- Guinea Pigs – Guinea pigs are also social and benefit from having a same-sex friend within the same enclosure. Guinea pigs are known for their gentility and very rarely bite, even when anxious or frightened. Guinea pigs are quite skittish and should be kept in a quiet area of your home. Because of their backs, guinea pigs cannot run in a wheel or ball and can injure themselves if attempted. Their average lifespan is around 5 to 7 years.
- Hamsters – Hamsters are a pet best left observed. They are known to be fairly aggressive and can often bite. Multiple hamsters cannot be placed in the same enclosure, as they will fight to the death. As nocturnal animals, hamsters remain very active at night which could keep an owner awake if they are kept in the same room. Typically, hamsters live for 2 to 3 years.
- Mice – Like hamsters, mice are better left watched rather than handled. They are very timid, often shying away from human interaction and are very quick and skittish, allowing them to easily escape when held. Mice are one of the easiest pets to own because they have minimal space needs and do not require attention. They do, however, enjoy companionship with other mice, so purchasing multiple can keep your pet happy. A pet mouse will usually live for 1 to 3 years.
- Rats – Rats enjoy the company of other rats as well as attention from their owners; they very rarely bite. Rats also have the capacity to be litter box trained and can be taught to perform simple tricks. A rat’s lifespan is between 2 and 4 years.
- Species-specific pellets
- Hay and greens
- Supplements (when necessary)
When introducing a new food, be sure to gradually incorporate it into your rodent’s diet. Abrupt changes could cause gastrointestinal pain. Also, be sure to keep a constant water supply using a sipper bottle on the side of the cage. Please remember that seed diets are not recommended and can lead to malnutrition and starvation.

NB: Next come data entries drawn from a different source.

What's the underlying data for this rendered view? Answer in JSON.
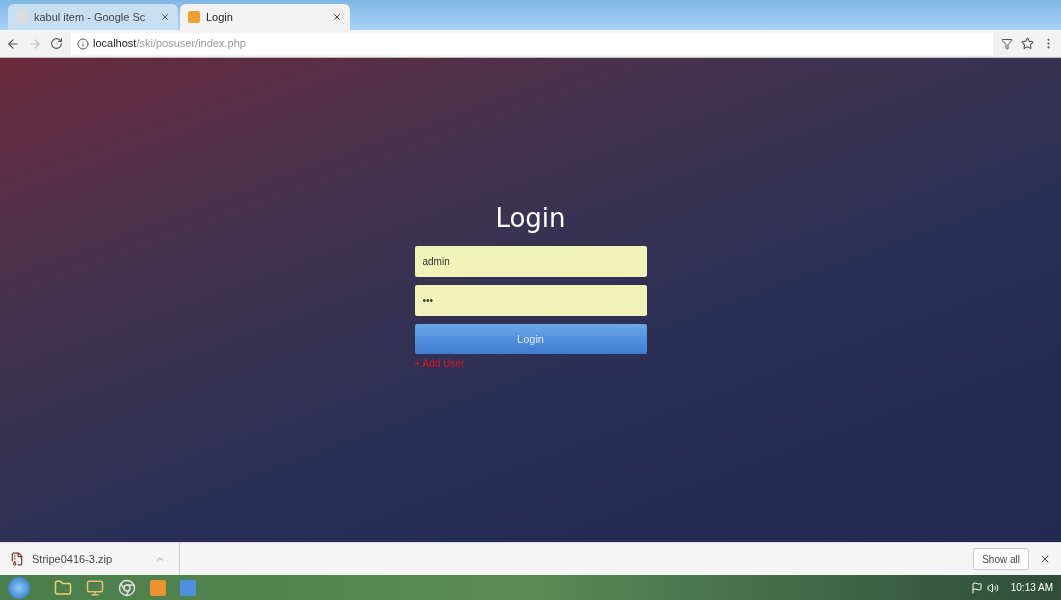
{
  "browser": {
    "tabs": [
      {
        "title": "kabul item - Google Sc",
        "selected": false
      },
      {
        "title": "Login",
        "selected": true
      }
    ],
    "url_host": "localhost",
    "url_path": "/ski/posuser/index.php"
  },
  "login": {
    "title": "Login",
    "username": "admin",
    "password": "•••",
    "button": "Login",
    "link": "+ Add User"
  },
  "downloads": {
    "file": "Stripe0416-3.zip",
    "show_all": "Show all"
  },
  "taskbar": {
    "clock": "10:13 AM"
  }
}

Hedgehogs are prone to many illnesses such as obesity and dental problems, as well as a variety of skin and quill issues. Contact us for information about the best environmental conditions and to address any health concerns which may arise. Please note that it may be necessary to anesthetise your hedgehog to perform a full physical exam, this is assessed on a case by case basis.